The youth of the interviewees is striking and serves as a reminder of how recent this conflict is. The film shows how Europe’s youngest country is still under construction by a generation who directly experienced the effects of war. In light of the Venice Biennale, the concept of a national pavilion is often the subject of scrutiny. Yet, while many try to reconstruct an idea of identity that breaks with the ideas traditionally ascribed, a young country like Kosovo that struggles with international recognition, the fact of being considered an equal amongst peers, places the concept of a national pavilion as a reaffirmation of the value of voice – this narrative matters.

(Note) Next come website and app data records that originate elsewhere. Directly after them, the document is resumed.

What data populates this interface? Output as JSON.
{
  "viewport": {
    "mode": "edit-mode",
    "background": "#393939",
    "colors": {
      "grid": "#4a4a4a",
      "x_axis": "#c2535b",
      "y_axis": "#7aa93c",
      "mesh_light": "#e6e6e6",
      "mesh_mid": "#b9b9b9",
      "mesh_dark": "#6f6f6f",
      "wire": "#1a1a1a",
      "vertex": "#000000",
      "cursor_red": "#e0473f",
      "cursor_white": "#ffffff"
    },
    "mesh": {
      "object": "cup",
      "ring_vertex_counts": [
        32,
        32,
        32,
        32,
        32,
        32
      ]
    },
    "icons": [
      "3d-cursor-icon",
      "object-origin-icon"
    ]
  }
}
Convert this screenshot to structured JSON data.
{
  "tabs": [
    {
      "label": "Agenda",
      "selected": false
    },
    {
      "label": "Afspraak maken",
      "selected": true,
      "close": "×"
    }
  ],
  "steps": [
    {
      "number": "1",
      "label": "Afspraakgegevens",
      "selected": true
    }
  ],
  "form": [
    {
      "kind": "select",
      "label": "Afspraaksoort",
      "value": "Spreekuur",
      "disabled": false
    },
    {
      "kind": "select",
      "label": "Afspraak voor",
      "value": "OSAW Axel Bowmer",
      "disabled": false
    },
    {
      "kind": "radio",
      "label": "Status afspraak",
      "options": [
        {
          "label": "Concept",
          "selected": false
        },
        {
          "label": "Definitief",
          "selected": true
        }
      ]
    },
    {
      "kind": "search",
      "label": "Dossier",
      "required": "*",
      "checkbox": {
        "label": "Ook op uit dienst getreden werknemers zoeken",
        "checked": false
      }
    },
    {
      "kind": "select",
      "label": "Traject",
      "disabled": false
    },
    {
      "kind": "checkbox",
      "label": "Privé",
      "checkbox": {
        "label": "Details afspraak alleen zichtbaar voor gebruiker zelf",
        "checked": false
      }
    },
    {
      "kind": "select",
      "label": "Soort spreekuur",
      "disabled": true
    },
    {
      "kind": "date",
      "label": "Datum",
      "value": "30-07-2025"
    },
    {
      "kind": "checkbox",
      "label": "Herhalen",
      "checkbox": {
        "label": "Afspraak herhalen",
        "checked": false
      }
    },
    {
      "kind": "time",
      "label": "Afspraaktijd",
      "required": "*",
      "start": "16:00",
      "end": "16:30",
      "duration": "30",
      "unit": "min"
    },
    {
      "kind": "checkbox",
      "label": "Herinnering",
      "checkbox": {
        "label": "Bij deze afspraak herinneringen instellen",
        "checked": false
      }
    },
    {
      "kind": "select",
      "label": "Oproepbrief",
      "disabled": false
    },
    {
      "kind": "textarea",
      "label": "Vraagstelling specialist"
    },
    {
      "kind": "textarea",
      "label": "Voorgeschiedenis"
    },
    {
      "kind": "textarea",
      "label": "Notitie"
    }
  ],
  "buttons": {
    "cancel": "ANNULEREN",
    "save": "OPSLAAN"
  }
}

The film describes a local phenomenon with wider implications. Now that the attention has left Kosovo, the thirst for conflict turns media attention to other refugee camps, and to other sites of conflict. Political photo opportunities serve a fleeting moment, they influence an election far away – but they remain in the family album, in a country’s collective memory. The exhibition is a display of humanism, of the microcosm that creates individual worlds, and of stories that are often erased in favour of sensational reads.
Muja declares the film as a-political. What the personal stories imply, as well as the bittersweet photograph with José María Aznar, is the consequence of the erasure of personal stories – the fury of the state, the madness of the nation. Having visited the camps of Kosovar refugees his government astutely refused to recognise Kosovo as a nation because of an absurd parallel – for fear of losing its own territorial integrity. Allied to Serbia, Russia, and Venezuela, the Popular Party disregarded the human lives this conflict had impacted in favour of winning votes and creating conservative nationalist majorities at home. It is within the sensitive structure of Muja’s interviews and the lack of sensationalism that a humanist agenda is found. As a respite from works that use sensationalist gestures built on misery – the Kosovo pavilion shows how it is possible to make respectful and sensitive art about recent conflicts. It does so by insisting that if we listened to people in crises around the world rather than selling and politicising plight, we may live in a better world.
Vincent Honoré, Anya Harrison, Alban Muja, Family Album, Mousse Publishing, Milan. 2019.
"A desk is a dangerous place from which to watch the world" (John Le Carré)